The group behind the national popular vote effort says a recent federal appeals court ruling doesn't affect the compact that's been made law in several states.
The U.S. Court of Appeals for the 10th Circuit ruled last week in Baca vs. Colorado Department of State that the state's actions in removing and replacing one of the state's nine electors in the 2016 presidential election was unconstitutional.
The ruling means that electors can vote for whichever candidate they choose, and several state laws requiring electors to vote a certain way could be in jeopardy if the U.S. Supreme Court reviews the case.
The ruling also raised questions about national popular vote laws that several states, including Colorado, have passed.
"The decision does not affect the operation of the National Popular Vote interstate compact, because the compact does not rely on the state laws that purport to require presidential electors to vote a certain way," National Popular Vote Inc. Chairman Dr. John Koza said in a statement. "The compact does not try to tell presidential electors to vote a certain way."
The case involved "faithless" elector Micheal Baca, who refused to cast his vote for Hillary Clinton in the 2016 presidential election, the candidate who won the popular vote in Colorado. Baca was later removed and replaced with an elector who backed Clinton.
Colorado's national popular vote law requires the state's nine electoral votes to be cast for the presidential candidate who wins the national popular vote, but the compact only takes effect when enough states join it to total at least 270 electoral votes, the number needed to win the presidency.
Koza said the compact actually operates the same way several states already operate, and thus states that have joined the national popular vote compact aren't impacted by the ruling.
"The National Popular Vote Compact would operate in a manner identical to the system that has been used for over 200 years in the 24 or so states that do not have laws requiring presidential electors to vote a certain way," he said. "In these 24 states (which currently use the state-by-state winner-take-all method of awarding electoral votes), the presidential electors are the persons nominated by the political party whose presidential candidate receives the most popular votes inside the state."

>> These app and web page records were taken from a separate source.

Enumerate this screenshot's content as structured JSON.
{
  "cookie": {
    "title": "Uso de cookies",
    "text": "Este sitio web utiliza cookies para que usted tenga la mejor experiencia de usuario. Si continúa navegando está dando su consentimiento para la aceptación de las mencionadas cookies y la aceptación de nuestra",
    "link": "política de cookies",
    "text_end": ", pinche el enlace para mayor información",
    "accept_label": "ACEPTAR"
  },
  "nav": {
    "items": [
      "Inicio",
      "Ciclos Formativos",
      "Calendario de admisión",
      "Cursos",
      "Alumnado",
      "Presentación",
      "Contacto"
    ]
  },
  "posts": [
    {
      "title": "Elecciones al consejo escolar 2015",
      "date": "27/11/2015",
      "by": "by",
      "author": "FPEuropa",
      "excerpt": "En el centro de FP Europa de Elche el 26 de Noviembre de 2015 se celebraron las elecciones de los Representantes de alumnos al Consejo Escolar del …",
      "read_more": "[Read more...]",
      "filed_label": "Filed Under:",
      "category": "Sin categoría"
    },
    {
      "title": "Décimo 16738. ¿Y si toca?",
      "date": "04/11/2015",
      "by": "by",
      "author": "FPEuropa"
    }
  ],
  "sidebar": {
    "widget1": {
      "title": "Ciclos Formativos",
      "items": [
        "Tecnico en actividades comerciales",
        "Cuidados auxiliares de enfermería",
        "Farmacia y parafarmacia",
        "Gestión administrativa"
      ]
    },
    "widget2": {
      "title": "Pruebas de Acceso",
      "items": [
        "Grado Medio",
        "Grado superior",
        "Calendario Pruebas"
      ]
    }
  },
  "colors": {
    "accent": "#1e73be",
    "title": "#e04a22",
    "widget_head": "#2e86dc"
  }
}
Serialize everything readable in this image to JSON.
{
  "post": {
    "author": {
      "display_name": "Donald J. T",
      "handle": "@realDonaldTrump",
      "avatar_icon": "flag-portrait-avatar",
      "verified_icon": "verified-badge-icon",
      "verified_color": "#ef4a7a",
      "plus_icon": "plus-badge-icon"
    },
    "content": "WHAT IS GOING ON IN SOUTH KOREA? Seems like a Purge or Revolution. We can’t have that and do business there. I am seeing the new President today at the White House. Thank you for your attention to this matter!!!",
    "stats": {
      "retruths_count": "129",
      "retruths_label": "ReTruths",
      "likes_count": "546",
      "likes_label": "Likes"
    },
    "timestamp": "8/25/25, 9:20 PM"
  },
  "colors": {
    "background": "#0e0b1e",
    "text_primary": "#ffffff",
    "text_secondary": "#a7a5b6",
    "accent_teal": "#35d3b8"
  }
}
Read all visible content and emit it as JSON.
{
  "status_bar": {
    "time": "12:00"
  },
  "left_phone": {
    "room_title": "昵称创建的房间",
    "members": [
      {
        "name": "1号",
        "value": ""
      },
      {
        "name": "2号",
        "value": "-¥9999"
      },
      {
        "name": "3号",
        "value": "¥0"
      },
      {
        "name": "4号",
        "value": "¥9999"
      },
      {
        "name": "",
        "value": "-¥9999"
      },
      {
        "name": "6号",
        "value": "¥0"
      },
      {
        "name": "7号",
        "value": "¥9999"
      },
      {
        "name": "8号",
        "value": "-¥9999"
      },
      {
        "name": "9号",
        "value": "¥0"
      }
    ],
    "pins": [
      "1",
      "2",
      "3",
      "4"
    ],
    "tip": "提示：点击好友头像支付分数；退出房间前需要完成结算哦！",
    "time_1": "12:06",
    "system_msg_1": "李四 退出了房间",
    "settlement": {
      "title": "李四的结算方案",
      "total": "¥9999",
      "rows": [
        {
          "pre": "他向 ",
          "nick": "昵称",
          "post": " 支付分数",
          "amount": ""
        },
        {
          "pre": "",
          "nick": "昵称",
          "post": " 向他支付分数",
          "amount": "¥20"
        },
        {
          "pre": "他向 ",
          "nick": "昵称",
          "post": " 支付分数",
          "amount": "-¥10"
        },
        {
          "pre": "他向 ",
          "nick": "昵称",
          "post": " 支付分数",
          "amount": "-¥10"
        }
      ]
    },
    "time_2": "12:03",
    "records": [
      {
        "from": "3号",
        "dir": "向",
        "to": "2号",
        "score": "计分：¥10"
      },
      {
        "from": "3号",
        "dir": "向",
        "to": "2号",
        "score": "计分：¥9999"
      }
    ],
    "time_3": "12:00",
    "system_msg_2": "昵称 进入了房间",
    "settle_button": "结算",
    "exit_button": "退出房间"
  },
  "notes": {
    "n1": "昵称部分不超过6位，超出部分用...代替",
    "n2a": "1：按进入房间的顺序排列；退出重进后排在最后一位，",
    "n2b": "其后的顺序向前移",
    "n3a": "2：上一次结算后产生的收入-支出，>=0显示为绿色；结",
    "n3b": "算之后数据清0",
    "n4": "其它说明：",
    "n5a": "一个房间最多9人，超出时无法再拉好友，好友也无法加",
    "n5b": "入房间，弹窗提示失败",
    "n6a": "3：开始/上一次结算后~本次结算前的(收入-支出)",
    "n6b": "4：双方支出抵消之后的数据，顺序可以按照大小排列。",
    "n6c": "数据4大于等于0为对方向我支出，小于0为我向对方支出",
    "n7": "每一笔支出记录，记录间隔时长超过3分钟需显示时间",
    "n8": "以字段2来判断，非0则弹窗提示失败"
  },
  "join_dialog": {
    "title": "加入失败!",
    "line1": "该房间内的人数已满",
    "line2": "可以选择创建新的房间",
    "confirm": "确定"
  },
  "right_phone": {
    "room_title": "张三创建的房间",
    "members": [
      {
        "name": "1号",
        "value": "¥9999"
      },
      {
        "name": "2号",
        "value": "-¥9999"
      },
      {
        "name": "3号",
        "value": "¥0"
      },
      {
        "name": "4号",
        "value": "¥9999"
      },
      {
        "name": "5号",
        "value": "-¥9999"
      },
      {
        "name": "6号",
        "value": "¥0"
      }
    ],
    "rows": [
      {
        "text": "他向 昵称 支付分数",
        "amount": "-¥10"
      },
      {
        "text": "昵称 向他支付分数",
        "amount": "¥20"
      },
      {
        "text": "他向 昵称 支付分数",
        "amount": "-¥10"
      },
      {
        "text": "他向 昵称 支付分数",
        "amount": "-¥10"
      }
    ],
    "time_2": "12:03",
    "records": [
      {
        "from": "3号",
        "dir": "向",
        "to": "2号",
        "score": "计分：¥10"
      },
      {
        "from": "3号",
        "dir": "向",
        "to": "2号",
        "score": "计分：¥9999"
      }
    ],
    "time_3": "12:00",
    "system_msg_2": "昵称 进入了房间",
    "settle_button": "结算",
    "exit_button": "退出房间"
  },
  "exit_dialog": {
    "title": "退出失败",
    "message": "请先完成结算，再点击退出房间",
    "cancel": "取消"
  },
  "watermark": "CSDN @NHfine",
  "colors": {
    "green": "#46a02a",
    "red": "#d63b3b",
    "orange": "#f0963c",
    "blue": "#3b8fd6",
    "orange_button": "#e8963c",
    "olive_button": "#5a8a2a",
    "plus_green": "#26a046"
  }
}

"The National Popular Vote Compact would operate in an almost identical way, namely the presidential electors would be the persons nominated by the political party whose presidential candidate receives the most popular votes in all 50 states and the District of Columbia," Koza added.
Colorado Secretary of State Jena Griswold criticized the ruling in a statement last week, saying it "sets a dangerous precedent."
Griswold's office did not respond to questions about the state's national popular vote in the wake of the appeals court ruling.
Colorado has joined 14 other states and the District of Columbia is joining the national popular vote compact.